In stage 1, the (new copy of) the program starts another copy that's not a session leader, and then exits.

In stage 2, the (new copy of) the program chdir's to /, then sets the umask and reestablishes the original value for the environment variable.

func Readlink(name string) (string, error)

Readlink returns the file pointed to by the given soft link, or an error of type PathError otherwise. This mimics the os.Readlink() function, but works around a bug we've seen in CentOS 5.10 (kernel 2.6.27.10 on x86_64) where the underlying OS function readlink() returns a wrong number of bytes for the result (see man readlink). Here we don't rely blindly on that value; if there's a zero byte among that number of bytes, then we keep only up to that point.

NOTE: We chose not to use os.Readlink() and then search on its result to avoid an extra overhead of converting back to []byte. The function to search for a byte over the string itself (strings.IndexByte()) is only available starting with Go 1.2. Also, we're not searching at every iteration to save some CPU time, even though that could mean extra iterations for systems affected with this bug. But it's wiser to optimize for the general case (i.e., those not affected).

type DaemonAttr Uses

type DaemonAttr struct {
    ProgramName   string      // child's os.Args[0]; copied from parent if empty
    CaptureOutput bool        // whether to capture stdout/stderr
    Files         []**os.File // files to keep open in the daemon
}

DaemonAttr describes the options that apply to daemonization

type DaemonStage Uses

type DaemonStage int

DaemonStage tells in what stage in the process we are.

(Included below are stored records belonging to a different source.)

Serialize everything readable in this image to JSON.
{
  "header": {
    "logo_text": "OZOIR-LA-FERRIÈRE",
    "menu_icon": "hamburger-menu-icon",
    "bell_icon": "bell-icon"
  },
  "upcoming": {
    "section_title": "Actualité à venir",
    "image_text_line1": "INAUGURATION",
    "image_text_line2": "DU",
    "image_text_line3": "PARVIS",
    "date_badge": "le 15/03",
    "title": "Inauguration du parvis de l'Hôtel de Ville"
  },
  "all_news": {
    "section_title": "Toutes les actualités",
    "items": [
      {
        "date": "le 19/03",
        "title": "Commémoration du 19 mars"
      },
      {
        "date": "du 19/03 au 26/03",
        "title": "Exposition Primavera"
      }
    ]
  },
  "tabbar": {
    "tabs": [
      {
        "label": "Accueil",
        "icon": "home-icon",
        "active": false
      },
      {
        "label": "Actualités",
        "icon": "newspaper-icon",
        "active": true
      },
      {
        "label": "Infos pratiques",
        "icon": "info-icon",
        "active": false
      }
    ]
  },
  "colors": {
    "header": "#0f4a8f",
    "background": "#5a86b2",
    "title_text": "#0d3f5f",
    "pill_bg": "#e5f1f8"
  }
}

See Stage().

func Stage Uses

func Stage() DaemonStage

Stage returns the "stage of daemonizing", i.e., it allows you to know whether you're currently working in the parent, first child, or the final daemon. This is useless after the call to MakeDaemon(), cause that call will only return for the daemon stage. However, you can still use Stage() to tell whether you've daemonized or not, in case you have a running path that may exclude the call to MakeDaemon().

func (DaemonStage) String Uses

func (s DaemonStage) String() string

String returns a humanly readable daemonization stage.

Package godaemon imports 11 packages (graph) and is imported by 40 packages. Updated 2020-06-29. Refresh now. Tools for package owners.